Towards that end, the government will proceed with targeted steps now, followed by a more complete strategy to bolster competitiveness to be outlined in the 2016 Budget. The strategy will:
Small firms are a very significant part of Ontario’s business landscape. However, difficulties in accessing capital, as well as limited resources and expertise, often result in lower export activity and less investment in innovation, research and development (R&D) and ICT — all of which are essential to productivity growth and competitiveness.
To help more Ontario firms scale up and become innovation and market leaders, the government will explore:
Ontario needs to further adapt its economy so it can thrive on the initiative, creativity, education and skills of its people, and the value they add to specialized goods and services.
A disruptive technology is an innovative product or process that displaces established technology and may challenge incumbent firms or create a completely new industry.
To encourage innovation and knowledge-driven growth, the Province will partner with industry, focusing on key strategic opportunities, such as accelerating the development, testing, adoption and commercialization of disruptive technologies.
The government would also consider other actions, such as creating innovation zones where robust, real-world prototyping and testing of disruptive technologies can take place. This would give Ontario firms access to state-of-the-art science and technology, and help them become early adopters and market leaders, as early advantage often translates into global competitiveness. These actions include:
Brain-belt ecosystems are
open-platform technology hubs
that help tackle complex, multifaceted technological and
other challenges, and connect
firms to a range of supporting organizations and enablers.1
A smarter regulatory system will enable Ontario to lower business costs and encourage more growth, while protecting environmental and work standards and enhancing health and safety. The government aims to create a regulatory framework that produces the best protections at the lowest possible compliance costs informed by the best systems around the world. As a first step, the government is implementing the following measures on an expedited basis:
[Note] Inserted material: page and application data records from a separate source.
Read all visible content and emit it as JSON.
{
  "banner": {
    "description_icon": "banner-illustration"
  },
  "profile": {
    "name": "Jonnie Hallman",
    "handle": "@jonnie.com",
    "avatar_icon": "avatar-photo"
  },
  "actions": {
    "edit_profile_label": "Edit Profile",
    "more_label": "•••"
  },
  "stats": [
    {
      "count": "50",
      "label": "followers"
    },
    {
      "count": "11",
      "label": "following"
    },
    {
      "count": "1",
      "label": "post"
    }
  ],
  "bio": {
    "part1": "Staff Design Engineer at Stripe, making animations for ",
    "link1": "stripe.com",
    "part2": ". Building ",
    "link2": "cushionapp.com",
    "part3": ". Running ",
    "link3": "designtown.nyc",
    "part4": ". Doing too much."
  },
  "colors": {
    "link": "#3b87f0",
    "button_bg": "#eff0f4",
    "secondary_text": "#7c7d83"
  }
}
Through the Open for Business initiative, the government has continually reviewed regulations to ensure they are appropriate and do not impose unnecessary burdens on business. The government is refreshing this initiative with a renewed and stronger mandate to root out existing regulatory burdens, and challenge new regulations. The mandate will be executed through several tools, including:
 Based on Antoine van Agtmael and Fred Bakker, The Smartest Places on Earth: Why Rustbelts Are the Emerging Hotspots of Global Innovation (Public Affairs — forthcoming in March 2016).